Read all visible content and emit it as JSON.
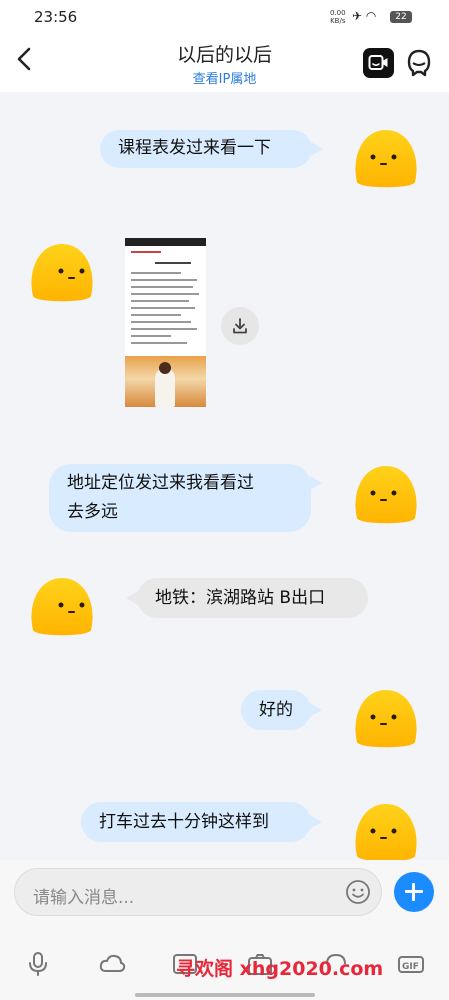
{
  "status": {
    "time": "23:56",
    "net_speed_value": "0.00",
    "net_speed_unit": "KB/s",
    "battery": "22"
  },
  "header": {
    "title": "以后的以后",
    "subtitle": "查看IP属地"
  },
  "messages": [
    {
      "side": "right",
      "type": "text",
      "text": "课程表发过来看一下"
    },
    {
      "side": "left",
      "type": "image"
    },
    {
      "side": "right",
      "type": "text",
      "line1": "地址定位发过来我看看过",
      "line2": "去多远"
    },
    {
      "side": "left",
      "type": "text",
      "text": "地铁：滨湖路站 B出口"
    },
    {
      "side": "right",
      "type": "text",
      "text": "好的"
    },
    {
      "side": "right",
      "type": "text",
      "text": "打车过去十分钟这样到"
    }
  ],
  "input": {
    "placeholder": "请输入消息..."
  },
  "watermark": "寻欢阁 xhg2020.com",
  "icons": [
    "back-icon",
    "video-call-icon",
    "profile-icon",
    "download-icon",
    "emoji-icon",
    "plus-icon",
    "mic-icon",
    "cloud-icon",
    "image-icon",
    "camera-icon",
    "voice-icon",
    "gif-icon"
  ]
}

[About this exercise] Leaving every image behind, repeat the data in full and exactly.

[Solution to this problem]
Read all visible content and emit it as JSON.
{
  "status": {
    "time": "23:56",
    "net_speed_value": "0.00",
    "net_speed_unit": "KB/s",
    "battery": "22"
  },
  "header": {
    "title": "以后的以后",
    "subtitle": "查看IP属地"
  },
  "messages": [
    {
      "side": "right",
      "type": "text",
      "text": "课程表发过来看一下"
    },
    {
      "side": "left",
      "type": "image"
    },
    {
      "side": "right",
      "type": "text",
      "line1": "地址定位发过来我看看过",
      "line2": "去多远"
    },
    {
      "side": "left",
      "type": "text",
      "text": "地铁：滨湖路站 B出口"
    },
    {
      "side": "right",
      "type": "text",
      "text": "好的"
    },
    {
      "side": "right",
      "type": "text",
      "text": "打车过去十分钟这样到"
    }
  ],
  "input": {
    "placeholder": "请输入消息..."
  },
  "watermark": "寻欢阁 xhg2020.com",
  "icons": [
    "back-icon",
    "video-call-icon",
    "profile-icon",
    "download-icon",
    "emoji-icon",
    "plus-icon",
    "mic-icon",
    "cloud-icon",
    "image-icon",
    "camera-icon",
    "voice-icon",
    "gif-icon"
  ]
}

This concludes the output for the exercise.